Unlike previous Batman movies, where the Batman was always on the side of the audience, Batman often creeps up on us as much as his foes. In one memorable sequence, Batman stalks machine-gun-toting thugs among storage containers on the Gotham docks. We don't stalk the thugs with Batman- we view the whole sequence from the thugs' perspective, reminding me of Alien. Undercutting this other wise effective technique: the fight sequences are shot so close to the action, it's hard to see who's punching who.
Nolan has an A+list cast to work with: Christian Bale, Gary Oldman, Liam Neeson, Michael Caine, Rutger Hauer, Morgan Freeman, Tom Wilkinson, and Cillian Murphy. The only disastrous casting choice: Katie Holmes as an Assistant District Attorney-slash-love interest. Bruce Wayne is 30 years old, but Holmes looks way too young to be a lawyer, even though she's twenty-six. See my post Katie Holmes: Unconvincing Adult. (AMC Burlington)

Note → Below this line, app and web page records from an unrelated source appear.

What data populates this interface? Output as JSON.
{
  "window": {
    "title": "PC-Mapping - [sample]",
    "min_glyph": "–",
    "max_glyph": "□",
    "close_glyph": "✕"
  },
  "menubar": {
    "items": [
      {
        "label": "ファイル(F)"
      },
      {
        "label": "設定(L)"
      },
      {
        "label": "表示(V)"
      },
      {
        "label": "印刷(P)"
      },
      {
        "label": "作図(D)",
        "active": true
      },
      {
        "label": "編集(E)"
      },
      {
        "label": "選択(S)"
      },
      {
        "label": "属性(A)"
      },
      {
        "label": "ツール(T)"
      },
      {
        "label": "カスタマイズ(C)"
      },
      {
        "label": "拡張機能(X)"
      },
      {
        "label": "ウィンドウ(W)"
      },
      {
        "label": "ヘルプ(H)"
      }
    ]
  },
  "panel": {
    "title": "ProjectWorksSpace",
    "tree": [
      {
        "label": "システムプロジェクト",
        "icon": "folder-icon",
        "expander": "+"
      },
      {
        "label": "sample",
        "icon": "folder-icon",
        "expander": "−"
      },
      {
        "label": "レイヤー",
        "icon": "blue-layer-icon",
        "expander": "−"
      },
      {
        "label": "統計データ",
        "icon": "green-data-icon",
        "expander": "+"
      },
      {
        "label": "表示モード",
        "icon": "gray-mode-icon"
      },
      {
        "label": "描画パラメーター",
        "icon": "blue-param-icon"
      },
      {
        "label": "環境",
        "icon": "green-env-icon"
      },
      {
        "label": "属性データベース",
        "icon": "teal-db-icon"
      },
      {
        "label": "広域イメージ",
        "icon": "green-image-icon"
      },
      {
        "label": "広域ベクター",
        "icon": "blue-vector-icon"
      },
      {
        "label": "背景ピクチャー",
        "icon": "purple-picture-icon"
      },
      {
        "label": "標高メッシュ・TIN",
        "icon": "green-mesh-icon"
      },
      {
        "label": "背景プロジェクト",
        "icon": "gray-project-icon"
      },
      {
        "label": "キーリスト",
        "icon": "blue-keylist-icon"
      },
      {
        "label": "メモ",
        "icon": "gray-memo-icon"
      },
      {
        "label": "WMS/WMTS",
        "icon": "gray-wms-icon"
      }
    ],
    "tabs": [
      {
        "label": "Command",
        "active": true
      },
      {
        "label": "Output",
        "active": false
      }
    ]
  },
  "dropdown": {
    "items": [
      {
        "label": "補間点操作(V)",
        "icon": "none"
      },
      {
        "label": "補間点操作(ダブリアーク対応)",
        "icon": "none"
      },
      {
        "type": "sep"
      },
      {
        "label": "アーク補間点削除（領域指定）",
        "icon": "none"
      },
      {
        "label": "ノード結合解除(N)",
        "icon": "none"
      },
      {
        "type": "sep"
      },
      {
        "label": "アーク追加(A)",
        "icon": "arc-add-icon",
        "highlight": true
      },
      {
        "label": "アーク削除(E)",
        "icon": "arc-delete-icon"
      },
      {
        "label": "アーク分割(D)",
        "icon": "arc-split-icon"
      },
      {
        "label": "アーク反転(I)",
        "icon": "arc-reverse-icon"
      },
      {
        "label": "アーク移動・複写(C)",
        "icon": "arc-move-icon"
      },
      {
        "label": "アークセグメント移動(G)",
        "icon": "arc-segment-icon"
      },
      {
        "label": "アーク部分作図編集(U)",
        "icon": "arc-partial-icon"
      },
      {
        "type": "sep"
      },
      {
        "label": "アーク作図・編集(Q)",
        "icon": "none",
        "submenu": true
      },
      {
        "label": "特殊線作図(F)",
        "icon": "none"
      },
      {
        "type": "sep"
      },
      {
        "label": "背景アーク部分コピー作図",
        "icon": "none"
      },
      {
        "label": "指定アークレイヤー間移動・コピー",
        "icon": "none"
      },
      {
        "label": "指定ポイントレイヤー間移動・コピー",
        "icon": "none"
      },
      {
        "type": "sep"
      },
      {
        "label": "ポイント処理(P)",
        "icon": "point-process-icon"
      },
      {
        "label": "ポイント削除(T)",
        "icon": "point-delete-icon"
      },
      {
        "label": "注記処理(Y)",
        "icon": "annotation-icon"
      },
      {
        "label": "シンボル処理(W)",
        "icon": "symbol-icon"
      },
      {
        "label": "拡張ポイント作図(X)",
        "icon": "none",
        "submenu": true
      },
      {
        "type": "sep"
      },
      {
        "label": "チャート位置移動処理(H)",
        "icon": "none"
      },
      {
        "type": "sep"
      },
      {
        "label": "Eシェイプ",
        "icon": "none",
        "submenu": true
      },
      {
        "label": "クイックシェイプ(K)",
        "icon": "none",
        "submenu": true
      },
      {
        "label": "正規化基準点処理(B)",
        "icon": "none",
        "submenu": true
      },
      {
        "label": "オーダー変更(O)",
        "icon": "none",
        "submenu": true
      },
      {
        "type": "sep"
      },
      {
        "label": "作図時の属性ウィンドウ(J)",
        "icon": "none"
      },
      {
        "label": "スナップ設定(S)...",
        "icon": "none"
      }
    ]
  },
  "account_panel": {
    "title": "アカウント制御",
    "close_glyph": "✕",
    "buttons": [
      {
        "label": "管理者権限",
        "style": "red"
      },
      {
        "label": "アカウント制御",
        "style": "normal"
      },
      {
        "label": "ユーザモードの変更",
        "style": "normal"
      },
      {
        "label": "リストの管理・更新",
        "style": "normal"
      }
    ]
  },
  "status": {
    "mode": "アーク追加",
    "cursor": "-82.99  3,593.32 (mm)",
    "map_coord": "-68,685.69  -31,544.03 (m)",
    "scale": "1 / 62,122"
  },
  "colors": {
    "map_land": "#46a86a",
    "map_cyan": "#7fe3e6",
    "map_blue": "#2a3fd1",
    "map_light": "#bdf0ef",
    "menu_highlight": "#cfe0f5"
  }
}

|ALSO by Gary Oldman on STUB HUBBY:||Batman & Stub Hubby|